From the material below, please set down exactly the lines starting with the one with "Extract the structured" and going on through the one with "Convert this screenshot", without a single picture.

* _MATERIALS PROVIDED_
□ □ □ □ □

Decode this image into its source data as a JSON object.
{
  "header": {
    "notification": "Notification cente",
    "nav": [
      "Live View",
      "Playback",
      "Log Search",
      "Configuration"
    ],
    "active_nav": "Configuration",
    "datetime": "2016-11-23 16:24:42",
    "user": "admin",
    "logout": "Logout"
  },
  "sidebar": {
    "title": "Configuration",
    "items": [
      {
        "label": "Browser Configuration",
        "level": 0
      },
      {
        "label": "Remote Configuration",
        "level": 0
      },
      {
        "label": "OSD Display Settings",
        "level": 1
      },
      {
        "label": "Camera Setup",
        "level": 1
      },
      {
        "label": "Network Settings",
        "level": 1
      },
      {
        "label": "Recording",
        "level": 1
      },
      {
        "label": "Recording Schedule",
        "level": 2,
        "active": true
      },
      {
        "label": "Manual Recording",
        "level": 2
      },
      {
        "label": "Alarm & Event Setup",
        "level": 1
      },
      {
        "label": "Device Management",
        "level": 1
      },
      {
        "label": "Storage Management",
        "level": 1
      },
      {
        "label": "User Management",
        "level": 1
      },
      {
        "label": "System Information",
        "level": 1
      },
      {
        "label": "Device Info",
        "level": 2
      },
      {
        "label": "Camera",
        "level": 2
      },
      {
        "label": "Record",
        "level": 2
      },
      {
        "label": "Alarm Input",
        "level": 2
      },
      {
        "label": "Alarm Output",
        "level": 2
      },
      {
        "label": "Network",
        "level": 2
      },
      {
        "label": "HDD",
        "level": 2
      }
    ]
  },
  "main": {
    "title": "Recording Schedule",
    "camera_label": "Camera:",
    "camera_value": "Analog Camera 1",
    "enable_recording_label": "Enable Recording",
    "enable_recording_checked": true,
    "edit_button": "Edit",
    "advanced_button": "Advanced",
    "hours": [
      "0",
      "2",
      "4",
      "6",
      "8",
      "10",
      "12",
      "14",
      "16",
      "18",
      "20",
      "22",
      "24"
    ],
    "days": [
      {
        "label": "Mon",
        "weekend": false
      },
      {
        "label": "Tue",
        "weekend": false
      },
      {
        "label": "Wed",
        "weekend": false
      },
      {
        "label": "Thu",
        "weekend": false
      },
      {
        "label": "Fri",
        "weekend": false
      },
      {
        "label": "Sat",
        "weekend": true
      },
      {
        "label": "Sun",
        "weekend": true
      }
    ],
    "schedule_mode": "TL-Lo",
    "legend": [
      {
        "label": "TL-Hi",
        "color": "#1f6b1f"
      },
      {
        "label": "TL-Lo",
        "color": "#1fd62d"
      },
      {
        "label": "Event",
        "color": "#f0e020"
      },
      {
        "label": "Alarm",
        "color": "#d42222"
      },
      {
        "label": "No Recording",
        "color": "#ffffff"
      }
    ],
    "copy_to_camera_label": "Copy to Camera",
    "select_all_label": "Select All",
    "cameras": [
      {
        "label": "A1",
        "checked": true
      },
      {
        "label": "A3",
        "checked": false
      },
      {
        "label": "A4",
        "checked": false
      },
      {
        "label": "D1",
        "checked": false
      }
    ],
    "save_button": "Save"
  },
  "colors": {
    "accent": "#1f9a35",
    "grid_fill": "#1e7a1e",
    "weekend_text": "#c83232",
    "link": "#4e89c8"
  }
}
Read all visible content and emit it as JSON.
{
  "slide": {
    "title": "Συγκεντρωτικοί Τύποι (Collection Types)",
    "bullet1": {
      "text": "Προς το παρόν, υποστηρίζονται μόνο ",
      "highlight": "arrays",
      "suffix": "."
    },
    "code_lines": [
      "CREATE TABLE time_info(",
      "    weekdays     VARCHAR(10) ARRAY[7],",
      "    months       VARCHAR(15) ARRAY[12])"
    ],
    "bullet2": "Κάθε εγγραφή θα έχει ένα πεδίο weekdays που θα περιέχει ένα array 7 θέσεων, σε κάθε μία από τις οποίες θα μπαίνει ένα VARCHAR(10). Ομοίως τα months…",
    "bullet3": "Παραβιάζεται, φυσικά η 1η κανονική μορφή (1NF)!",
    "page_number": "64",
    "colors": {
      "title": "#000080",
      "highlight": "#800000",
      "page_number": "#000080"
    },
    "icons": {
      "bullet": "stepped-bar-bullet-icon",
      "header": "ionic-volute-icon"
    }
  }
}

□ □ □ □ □

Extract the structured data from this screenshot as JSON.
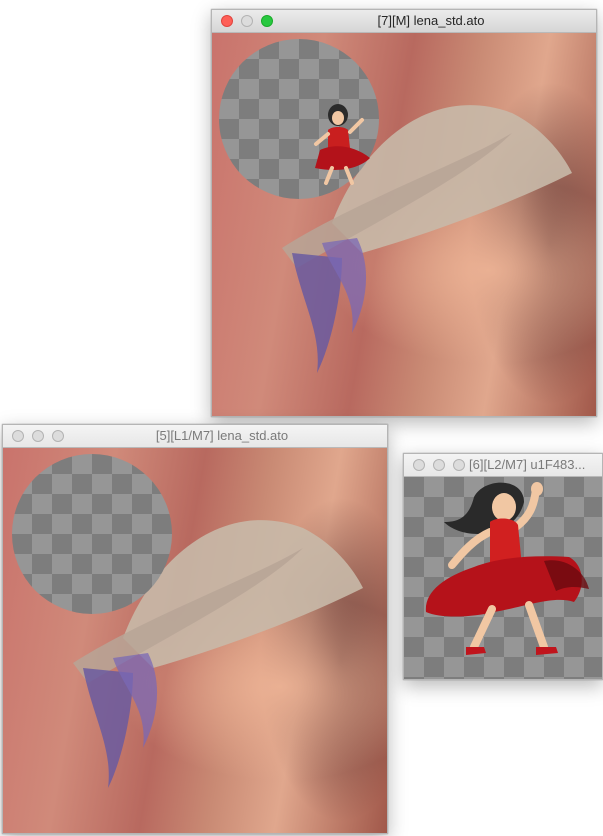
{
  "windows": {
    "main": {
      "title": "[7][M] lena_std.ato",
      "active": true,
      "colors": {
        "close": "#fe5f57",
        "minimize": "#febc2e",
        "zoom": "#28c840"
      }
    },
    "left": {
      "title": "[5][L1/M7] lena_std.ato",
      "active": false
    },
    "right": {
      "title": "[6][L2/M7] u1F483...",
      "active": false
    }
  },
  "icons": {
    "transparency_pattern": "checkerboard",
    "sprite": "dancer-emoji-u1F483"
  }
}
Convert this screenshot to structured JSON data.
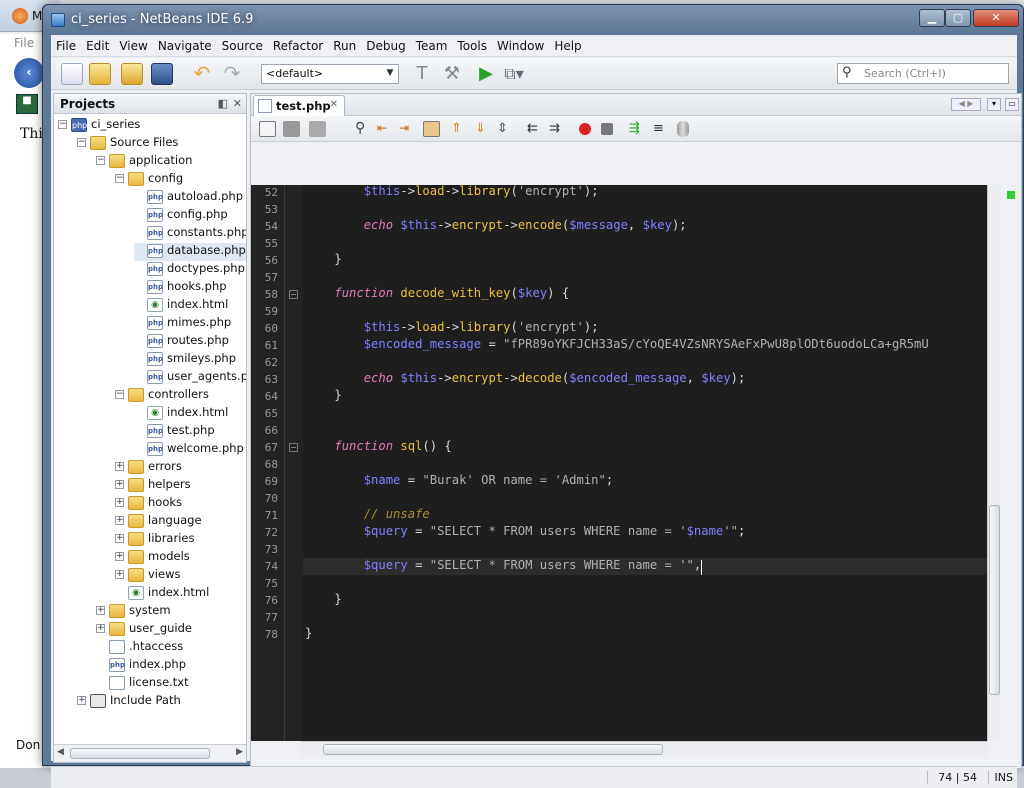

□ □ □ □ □

* _TASK SOLUTION_
Extract the structured data from this screenshot as JSON.
{
  "windows": {
    "main": {
      "title": "[7][M] lena_std.ato",
      "active": true,
      "colors": {
        "close": "#fe5f57",
        "minimize": "#febc2e",
        "zoom": "#28c840"
      }
    },
    "left": {
      "title": "[5][L1/M7] lena_std.ato",
      "active": false
    },
    "right": {
      "title": "[6][L2/M7] u1F483...",
      "active": false
    }
  },
  "icons": {
    "transparency_pattern": "checkerboard",
    "sprite": "dancer-emoji-u1F483"
  }
}
Convert this screenshot to structured JSON data.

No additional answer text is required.